Better branding of Cambodian products is essential as major global brands inundate the domestic market and local producers look to compete in international markets, panellists said Wednesday evening during an industry forum in Phnom Penh.
Var Roth San, an adviser to the Ministry of Commerce, said Cambodian firms need to further establish their own brands and develop a perception of excellence in order to compete with the large number of international brands entering the country.
“It is very important to develop a Cambodian brand, otherwise people only want to buy foreign brands, and for that, it is a matter of trust,” he said during the BritCham-organised panel discussion.
“If you want people to trust your product, I think the most important thing is internal control of quality assurance from product associations, such as is being done by the Kampot pepper association.”
Marketing and branding are essential to add value to a product, Var Roth San said, asking rhetorically, “If you peel off the label of Evian water, who will then buy that water?”
Nicholas Spencer, CEO of “wildlife friendly” rice marketer Ibis Rice, said that both the public and private sectors have a role to play in successful brand marketing, calling for the establishment of government-supported bodies to identify high quality products in Cambodia.
“I think that the government’s responsibility is to create a climate where provenance is protected, but also where enterprises and brands can excel,” he said.
Spencer added that it was essential for homegrown brands to focus on achieving local success before looking beyond borders to more competitive international markets.
Panellists acknowledged the success of Kampot pepper gaining international acclaim as one of the finest pepper varieties in the world – a distinction it was hoped would lead the way for other Cambodian brands to gain recognition for quality.
“The development of the pepper’s brand did not happen naturally, but through quite a lot of hard work over several years by the non-profit sector and the Kampot pepper association,” panellist Christopher Gow, owner of the Bo Tree Farm, a producer and distributor of Kampot pepper, told the Post after the forum.
“The brand’s success depends on building a reputation for being a fine and organic pepper product,” he said.
Gow noted that part of Kampot pepper’s success can be attributed in part to its Geographical Indication (GI) recognition, an international certification that gives protected trademark status to food or agricultural products whose unique quality or characteristics are essentially due to the specific geographical region in which they are produced.
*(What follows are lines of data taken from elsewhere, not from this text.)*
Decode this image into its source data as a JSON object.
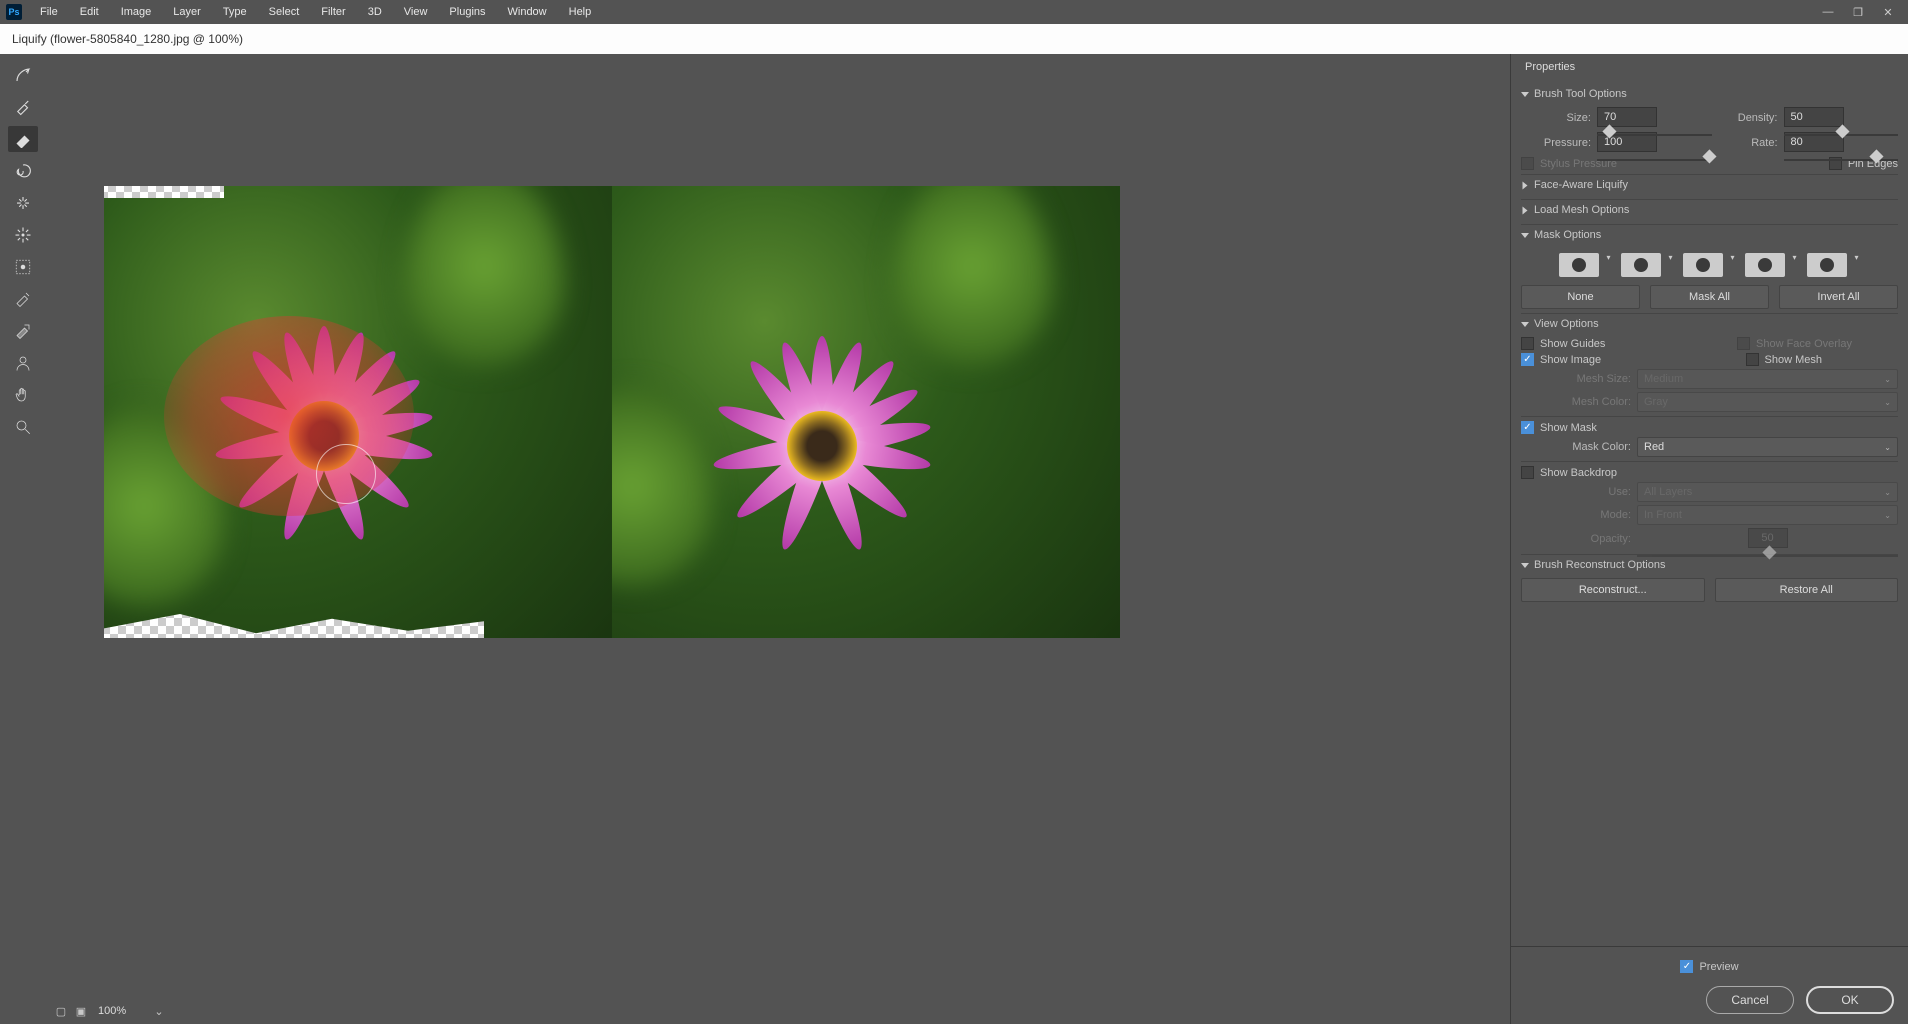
{
  "menubar": [
    "File",
    "Edit",
    "Image",
    "Layer",
    "Type",
    "Select",
    "Filter",
    "3D",
    "View",
    "Plugins",
    "Window",
    "Help"
  ],
  "title": "Liquify (flower-5805840_1280.jpg @ 100%)",
  "tools": [
    {
      "name": "forward-warp-icon"
    },
    {
      "name": "reconstruct-icon"
    },
    {
      "name": "smooth-icon",
      "sel": true
    },
    {
      "name": "twirl-icon"
    },
    {
      "name": "pucker-icon"
    },
    {
      "name": "bloat-icon"
    },
    {
      "name": "push-left-icon"
    },
    {
      "name": "freeze-mask-icon"
    },
    {
      "name": "thaw-mask-icon"
    },
    {
      "name": "face-icon"
    },
    {
      "name": "hand-icon"
    },
    {
      "name": "zoom-icon"
    }
  ],
  "zoom": {
    "value": "100%"
  },
  "panel": {
    "title": "Properties",
    "brush": {
      "title": "Brush Tool Options",
      "size_lbl": "Size:",
      "size": "70",
      "density_lbl": "Density:",
      "density": "50",
      "pressure_lbl": "Pressure:",
      "pressure": "100",
      "rate_lbl": "Rate:",
      "rate": "80",
      "stylus": "Stylus Pressure",
      "pin": "Pin Edges"
    },
    "face": {
      "title": "Face-Aware Liquify"
    },
    "loadmesh": {
      "title": "Load Mesh Options"
    },
    "mask": {
      "title": "Mask Options",
      "none": "None",
      "maskall": "Mask All",
      "invert": "Invert All"
    },
    "view": {
      "title": "View Options",
      "show_guides": "Show Guides",
      "show_face": "Show Face Overlay",
      "show_image": "Show Image",
      "show_mesh": "Show Mesh",
      "mesh_size_lbl": "Mesh Size:",
      "mesh_size": "Medium",
      "mesh_color_lbl": "Mesh Color:",
      "mesh_color": "Gray",
      "show_mask": "Show Mask",
      "mask_color_lbl": "Mask Color:",
      "mask_color": "Red",
      "show_backdrop": "Show Backdrop",
      "use_lbl": "Use:",
      "use": "All Layers",
      "mode_lbl": "Mode:",
      "mode": "In Front",
      "opacity_lbl": "Opacity:",
      "opacity": "50"
    },
    "recon": {
      "title": "Brush Reconstruct Options",
      "reconstruct": "Reconstruct...",
      "restore": "Restore All"
    }
  },
  "footer": {
    "preview": "Preview",
    "cancel": "Cancel",
    "ok": "OK"
  }
}
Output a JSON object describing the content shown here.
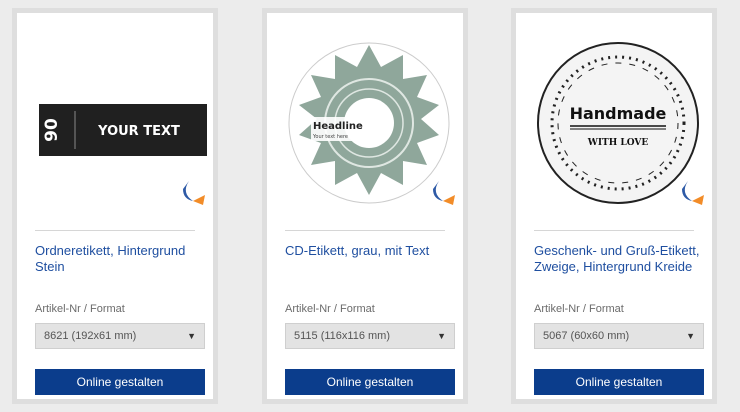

“I think one of the great things of the GI award is that it has put the government behind the product as it is very proud of the achievement and is pushing the process along,” he said. Since receiving the prestigious award, the market value of Kampot pepper has doubled compared to non-GI pepper varieties.
For other Cambodian brands, of which few have gained international recognition, lessons can be drawn from the Kampot pepper’ success, Gow said.
He cited the need to effectively protect the quality and value of a product’s brand from counterfeits, a problem that poses a serious risk to Kampot pepper as many producers use the label for lower-quality peppers from other regions.